suvival strap is a practical accessory made of 16
ft of paracord to use in emergency situations.
Pa. — It’s no longer taboo for males to bling it up.
But even the man who won’t wear anything bolder than a
watch knows that jewelry sends a message.
the past, stereotypes weighed men down. Hippies of the
1960s were all about leather. Braided necklaces and
thick cuffs were popular accessories for a generation of
individualists sporting pony tails, mustaches and
tunics. In the ’70s, the heavy gold ID bracelet was a
favorite of wise guys and wannabes while ’80s rock
musicians added metal studs to leather armbands for a
more menacing look. In the ’90s, rappers were all in

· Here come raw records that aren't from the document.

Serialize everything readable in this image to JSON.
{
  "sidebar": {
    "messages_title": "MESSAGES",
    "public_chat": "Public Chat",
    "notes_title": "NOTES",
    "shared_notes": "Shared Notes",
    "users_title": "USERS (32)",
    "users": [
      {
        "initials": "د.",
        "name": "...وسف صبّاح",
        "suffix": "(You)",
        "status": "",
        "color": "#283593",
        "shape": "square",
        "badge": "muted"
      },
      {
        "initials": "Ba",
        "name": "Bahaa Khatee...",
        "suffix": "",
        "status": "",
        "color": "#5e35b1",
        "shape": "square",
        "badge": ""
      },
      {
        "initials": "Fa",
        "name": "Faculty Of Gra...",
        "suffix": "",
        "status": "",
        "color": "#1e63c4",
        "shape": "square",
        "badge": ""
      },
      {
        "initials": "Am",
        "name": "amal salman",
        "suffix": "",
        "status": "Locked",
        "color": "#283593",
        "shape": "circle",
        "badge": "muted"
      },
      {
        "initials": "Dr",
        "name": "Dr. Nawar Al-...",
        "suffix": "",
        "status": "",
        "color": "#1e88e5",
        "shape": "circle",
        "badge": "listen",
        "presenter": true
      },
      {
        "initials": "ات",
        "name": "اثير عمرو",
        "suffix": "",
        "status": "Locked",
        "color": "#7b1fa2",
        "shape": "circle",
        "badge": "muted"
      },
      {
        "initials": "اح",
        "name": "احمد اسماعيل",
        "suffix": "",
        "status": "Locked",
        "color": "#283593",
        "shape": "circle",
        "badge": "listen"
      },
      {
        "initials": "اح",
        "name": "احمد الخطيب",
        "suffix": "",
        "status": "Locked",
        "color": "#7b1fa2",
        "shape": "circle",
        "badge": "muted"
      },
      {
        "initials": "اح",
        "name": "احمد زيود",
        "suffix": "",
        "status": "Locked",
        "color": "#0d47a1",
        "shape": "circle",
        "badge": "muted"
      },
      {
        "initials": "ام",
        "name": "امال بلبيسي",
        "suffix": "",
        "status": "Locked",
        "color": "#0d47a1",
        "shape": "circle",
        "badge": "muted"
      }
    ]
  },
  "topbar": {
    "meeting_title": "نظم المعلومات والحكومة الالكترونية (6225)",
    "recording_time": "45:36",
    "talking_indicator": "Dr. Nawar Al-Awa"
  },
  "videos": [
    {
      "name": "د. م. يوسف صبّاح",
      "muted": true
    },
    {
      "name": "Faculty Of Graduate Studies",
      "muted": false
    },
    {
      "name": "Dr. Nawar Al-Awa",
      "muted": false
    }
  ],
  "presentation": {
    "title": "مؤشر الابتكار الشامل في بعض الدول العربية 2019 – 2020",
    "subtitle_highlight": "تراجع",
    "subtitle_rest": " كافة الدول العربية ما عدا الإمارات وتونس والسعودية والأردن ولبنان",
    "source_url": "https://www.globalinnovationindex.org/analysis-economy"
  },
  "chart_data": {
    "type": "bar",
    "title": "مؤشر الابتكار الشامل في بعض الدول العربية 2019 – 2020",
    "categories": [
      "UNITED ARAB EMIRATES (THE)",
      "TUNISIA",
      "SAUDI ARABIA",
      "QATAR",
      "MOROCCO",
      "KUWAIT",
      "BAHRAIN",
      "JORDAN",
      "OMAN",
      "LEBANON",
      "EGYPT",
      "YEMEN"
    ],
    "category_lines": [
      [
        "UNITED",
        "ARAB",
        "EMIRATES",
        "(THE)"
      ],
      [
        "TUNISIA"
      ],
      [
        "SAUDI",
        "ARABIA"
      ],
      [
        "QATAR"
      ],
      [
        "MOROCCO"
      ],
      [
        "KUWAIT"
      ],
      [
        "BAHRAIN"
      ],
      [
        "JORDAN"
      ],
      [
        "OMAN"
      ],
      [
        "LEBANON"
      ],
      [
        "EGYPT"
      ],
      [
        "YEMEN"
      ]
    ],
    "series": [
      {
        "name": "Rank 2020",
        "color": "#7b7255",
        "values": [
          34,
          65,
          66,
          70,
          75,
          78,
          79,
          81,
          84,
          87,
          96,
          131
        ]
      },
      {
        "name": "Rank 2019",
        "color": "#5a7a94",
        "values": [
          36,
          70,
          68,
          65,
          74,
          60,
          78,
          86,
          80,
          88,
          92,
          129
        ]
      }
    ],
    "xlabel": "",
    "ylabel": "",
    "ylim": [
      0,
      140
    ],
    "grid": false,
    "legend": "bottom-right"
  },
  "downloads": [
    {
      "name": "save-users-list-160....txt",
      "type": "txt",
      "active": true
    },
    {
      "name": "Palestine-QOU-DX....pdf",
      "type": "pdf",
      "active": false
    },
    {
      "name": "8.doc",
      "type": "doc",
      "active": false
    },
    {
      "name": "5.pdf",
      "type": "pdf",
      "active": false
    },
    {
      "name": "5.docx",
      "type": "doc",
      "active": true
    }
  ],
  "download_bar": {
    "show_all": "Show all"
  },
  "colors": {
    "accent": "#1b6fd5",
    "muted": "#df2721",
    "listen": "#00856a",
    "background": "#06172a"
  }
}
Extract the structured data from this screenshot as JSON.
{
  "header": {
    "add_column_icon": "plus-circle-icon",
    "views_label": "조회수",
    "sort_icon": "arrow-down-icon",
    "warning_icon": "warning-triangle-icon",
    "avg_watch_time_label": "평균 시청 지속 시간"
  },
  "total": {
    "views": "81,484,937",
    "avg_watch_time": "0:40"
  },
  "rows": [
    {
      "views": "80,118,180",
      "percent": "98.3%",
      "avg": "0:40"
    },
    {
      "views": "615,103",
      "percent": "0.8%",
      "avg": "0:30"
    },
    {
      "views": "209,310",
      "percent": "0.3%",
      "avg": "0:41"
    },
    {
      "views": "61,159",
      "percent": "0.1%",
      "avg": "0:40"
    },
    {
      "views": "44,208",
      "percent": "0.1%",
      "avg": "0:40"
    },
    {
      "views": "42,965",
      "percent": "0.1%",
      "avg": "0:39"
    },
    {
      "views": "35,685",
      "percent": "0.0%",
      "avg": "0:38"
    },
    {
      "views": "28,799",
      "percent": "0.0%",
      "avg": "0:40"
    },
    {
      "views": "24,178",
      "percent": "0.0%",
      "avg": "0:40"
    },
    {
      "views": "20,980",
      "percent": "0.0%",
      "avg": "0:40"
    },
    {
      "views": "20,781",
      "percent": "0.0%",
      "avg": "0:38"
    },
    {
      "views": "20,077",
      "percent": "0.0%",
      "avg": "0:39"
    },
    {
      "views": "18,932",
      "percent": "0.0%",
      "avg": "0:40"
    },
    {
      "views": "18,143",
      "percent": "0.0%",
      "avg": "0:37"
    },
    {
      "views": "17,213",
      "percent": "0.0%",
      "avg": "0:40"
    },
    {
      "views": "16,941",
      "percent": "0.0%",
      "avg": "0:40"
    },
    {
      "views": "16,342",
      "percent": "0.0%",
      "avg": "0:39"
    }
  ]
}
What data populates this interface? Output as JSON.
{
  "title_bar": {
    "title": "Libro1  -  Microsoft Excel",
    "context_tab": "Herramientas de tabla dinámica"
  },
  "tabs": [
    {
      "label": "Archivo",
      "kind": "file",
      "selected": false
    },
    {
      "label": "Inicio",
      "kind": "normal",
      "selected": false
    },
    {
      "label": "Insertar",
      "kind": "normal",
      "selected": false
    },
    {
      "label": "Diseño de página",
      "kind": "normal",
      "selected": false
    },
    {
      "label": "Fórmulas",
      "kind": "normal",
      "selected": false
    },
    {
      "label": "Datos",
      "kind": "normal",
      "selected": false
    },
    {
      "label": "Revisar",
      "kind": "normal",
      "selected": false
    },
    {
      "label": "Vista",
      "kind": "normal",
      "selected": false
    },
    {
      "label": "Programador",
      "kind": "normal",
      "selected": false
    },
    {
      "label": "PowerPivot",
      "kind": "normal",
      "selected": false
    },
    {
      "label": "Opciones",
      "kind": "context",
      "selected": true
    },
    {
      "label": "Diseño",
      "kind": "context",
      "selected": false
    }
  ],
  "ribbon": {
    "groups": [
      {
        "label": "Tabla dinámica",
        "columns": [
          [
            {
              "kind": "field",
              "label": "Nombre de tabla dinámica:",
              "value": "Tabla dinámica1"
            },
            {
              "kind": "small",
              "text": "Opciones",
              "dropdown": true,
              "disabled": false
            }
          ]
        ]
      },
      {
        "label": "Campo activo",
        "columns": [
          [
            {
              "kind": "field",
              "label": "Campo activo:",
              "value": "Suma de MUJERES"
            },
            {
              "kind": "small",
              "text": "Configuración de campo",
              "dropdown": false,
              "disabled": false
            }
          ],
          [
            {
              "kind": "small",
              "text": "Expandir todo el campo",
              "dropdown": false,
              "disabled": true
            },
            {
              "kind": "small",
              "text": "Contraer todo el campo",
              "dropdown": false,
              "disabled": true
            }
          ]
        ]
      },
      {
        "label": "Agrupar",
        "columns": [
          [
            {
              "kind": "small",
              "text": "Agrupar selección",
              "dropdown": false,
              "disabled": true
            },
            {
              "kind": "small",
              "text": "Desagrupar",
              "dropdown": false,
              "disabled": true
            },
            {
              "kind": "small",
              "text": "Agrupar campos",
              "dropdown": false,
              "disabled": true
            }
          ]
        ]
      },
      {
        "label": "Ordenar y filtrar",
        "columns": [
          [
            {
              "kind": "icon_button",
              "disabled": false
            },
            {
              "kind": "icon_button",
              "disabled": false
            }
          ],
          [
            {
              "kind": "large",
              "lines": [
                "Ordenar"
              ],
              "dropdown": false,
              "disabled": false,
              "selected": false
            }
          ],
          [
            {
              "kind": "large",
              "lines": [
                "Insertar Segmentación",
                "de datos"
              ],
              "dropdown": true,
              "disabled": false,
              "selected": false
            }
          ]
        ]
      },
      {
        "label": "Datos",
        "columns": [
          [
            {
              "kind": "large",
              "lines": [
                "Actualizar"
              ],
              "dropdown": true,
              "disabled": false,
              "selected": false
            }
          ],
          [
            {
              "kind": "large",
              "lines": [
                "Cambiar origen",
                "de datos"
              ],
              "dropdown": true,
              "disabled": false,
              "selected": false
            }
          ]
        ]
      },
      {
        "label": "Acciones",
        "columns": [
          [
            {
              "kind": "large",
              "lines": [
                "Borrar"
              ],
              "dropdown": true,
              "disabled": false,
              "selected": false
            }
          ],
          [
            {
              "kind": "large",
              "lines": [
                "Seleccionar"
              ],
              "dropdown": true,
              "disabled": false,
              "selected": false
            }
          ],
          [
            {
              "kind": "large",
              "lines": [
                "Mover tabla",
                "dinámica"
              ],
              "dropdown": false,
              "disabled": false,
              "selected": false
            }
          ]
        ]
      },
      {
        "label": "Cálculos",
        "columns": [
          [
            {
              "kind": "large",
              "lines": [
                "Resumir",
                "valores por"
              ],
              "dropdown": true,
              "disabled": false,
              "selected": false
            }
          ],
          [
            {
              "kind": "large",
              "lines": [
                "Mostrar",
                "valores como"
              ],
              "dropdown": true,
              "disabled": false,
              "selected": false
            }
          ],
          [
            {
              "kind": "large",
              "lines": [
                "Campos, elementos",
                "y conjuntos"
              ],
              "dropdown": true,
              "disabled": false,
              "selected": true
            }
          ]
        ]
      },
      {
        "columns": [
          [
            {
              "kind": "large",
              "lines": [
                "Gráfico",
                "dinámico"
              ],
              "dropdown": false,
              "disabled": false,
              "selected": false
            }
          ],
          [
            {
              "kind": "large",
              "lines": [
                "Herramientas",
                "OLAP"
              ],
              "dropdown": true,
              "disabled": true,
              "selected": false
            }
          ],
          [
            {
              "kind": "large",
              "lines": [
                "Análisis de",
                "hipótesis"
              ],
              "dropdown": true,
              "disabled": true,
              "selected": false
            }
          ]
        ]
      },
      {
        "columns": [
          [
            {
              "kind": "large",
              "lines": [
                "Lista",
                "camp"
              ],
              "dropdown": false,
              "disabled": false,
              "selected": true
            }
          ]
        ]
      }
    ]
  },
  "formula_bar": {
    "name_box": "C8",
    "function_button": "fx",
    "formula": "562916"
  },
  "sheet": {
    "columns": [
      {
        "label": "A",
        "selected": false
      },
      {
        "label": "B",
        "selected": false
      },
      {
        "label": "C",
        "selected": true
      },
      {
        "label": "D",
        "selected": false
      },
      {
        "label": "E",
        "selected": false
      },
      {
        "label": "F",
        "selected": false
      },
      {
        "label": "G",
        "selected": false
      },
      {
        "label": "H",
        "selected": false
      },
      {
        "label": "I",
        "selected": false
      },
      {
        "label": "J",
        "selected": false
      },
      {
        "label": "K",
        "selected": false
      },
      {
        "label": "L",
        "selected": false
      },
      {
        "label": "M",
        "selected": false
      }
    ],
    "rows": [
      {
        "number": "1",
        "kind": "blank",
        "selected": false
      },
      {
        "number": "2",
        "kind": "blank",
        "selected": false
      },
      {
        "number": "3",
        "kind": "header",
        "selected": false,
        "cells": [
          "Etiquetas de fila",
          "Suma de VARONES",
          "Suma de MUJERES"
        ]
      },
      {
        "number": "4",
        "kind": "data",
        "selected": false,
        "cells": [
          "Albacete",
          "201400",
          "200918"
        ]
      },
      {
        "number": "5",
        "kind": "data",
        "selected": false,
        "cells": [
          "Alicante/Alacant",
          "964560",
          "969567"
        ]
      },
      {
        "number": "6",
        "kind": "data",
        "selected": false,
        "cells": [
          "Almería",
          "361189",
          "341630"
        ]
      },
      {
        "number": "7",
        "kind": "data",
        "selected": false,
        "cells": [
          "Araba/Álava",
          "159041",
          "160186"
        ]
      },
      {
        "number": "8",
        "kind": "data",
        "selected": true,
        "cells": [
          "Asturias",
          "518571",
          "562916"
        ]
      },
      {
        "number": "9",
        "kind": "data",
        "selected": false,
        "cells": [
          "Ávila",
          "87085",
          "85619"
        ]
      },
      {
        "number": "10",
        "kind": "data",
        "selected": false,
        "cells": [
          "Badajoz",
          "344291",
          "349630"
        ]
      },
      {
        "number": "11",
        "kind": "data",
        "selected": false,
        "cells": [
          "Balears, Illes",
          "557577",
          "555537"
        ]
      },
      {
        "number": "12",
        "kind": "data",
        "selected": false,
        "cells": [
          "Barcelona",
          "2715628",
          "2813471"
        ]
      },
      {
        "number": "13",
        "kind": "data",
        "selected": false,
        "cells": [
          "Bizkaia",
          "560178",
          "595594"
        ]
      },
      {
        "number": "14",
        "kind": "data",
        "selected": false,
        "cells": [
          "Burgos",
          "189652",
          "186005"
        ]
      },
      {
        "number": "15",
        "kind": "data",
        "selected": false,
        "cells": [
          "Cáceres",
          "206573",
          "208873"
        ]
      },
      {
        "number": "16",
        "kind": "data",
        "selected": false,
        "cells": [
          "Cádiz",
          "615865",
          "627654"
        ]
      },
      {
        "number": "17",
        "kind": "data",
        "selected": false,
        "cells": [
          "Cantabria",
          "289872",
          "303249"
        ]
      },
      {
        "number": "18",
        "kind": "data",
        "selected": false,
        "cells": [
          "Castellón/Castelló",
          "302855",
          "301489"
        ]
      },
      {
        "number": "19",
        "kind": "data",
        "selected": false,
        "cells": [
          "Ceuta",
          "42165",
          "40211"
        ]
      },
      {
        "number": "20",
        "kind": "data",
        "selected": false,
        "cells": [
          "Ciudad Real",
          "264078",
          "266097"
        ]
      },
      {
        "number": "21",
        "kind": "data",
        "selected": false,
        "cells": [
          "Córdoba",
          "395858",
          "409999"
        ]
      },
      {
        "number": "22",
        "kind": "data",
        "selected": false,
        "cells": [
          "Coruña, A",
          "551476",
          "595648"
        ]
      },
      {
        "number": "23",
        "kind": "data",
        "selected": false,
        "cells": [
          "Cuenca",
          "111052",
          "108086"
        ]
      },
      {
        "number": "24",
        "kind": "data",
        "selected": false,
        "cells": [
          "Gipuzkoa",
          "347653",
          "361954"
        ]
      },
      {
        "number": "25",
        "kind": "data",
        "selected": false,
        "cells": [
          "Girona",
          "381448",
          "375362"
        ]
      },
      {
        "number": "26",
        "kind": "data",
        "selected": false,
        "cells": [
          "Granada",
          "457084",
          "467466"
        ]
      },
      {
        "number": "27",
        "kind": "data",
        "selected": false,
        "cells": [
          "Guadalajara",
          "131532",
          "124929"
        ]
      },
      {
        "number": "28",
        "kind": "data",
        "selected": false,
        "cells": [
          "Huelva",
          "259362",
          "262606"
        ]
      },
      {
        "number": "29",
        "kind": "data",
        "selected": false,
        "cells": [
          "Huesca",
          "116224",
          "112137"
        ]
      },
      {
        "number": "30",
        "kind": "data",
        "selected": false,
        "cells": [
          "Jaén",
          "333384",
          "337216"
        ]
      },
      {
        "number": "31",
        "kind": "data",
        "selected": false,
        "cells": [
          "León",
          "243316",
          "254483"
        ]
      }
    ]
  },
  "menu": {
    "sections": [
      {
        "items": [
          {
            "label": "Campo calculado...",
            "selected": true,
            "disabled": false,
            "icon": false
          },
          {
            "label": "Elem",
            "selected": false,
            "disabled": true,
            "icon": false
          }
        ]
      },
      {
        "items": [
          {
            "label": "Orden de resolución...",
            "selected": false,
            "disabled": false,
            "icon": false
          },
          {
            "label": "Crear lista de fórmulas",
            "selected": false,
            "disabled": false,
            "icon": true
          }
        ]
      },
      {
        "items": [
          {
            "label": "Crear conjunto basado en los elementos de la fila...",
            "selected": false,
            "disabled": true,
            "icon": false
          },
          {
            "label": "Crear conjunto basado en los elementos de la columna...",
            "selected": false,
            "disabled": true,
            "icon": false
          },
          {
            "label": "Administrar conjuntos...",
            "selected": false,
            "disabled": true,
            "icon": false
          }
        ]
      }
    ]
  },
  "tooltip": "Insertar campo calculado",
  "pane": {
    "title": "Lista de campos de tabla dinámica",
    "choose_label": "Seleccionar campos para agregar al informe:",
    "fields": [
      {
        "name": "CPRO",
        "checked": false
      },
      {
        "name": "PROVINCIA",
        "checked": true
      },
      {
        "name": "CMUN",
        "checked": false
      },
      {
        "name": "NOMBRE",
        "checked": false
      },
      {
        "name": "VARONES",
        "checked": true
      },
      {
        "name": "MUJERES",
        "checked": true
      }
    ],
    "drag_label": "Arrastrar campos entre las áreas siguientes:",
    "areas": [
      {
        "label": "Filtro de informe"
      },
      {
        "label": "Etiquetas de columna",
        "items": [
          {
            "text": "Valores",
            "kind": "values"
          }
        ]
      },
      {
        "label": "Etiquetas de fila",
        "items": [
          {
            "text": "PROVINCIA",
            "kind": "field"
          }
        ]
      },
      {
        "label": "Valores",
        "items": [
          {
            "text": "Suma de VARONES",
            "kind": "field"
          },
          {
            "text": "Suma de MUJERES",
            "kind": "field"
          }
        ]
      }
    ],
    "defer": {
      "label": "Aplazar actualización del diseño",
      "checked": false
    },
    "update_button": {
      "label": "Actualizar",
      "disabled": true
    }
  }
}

when it came to thick gold chains, and professional
athletes began sporting diamond earrings the size of
baubles often are a way of saying, "I am
"(b)racelets are probably the most popular choice
in men’s jewelry next to a watch," says Amie
Guarino of Louis Anthony Jewelers in Pittsburgh.
"Men are often hesitant to accessorize with jewelry
simply because they are not used to wearing it. Believe
me, men want to express themselves, too!"
Colbert of Comedy Central’s "Colbert Report"
would agree. After injuring his wrist during a pre-show
warm-up, he created the red rubber "Wrist
Strong" bracelet. The Colbert bump pushed male
bracelet wearing into the mainstream.
started wearing a silver cuff Lord’s Prayer bracelet
on my right wrist two months ago and I never take it
off," notes John Henne of Pittsburgh’s Henne
Jewelers. "I get as many compliments on it as I do
for my best watch."
bracelet as masculine ornamentation is a trend that has
been growing since Lance Armstrong’s yellow Live
Strong bands. Bracelets that stand for something other
than personal success seem to have opened the door to
wrist wear that doesn’t just tell time or warn of a
think wanting to accentuate their look with fine jewelry
and watches is the natural progression in men’s
fashion," said David Gordon of local Orr’s
Jewelers, which carries the John Hardy beaded bracelet
guys who are still struggling with the image thing,
there are stepping stones. Jawbone and Fitbit are
basically pedometers that track your every step. Then
there is the Survival Strap, which winds 16 to 24 feet
of paracord into a patterned bracelet. Besides coming in
many color combinations, it can be unwound to help snare
a rabbit for dinner in the event of a sudden apocalypse.
Seriously, if you need a length of cord, it is right
that help others are also popular. Rachel’s Cure by
Design is the brainchild of Rachel Tobin, a Pittsburgh
native. She was diagnosed with Type 1 diabetes when she
was 12 and started beading bracelets to raise money for
the Juvenile Diabetes Research Foundation. She is now 20
with ambitions to go to medical school.
of her merchandise is available online. A portion of
every purchase benefits diabetes research and is donated
to the Western Pennsylvania chapter of JDRF. She has
raised more than $65,000 toward her immediate goal of
accessorize. They might not describe it like that, but
something as small as a bracelet can say a lot about a
man," says Tobin.
David Yurman believes that men in the creative arts have
helped make bracelets cool.
notice it in the music industry the most," he says.
"I know a couple of auto mechanics out in Brooklyn
who do great work and they wear bracelets. All the
hipsters have them — baseball players, Wall Streeters.
Buddhist beads and strings. Basically it’s a little
peacocking. It says, ‘I look good.’
think we are in the Cole Porter era now (with jewelry)
— anything goes."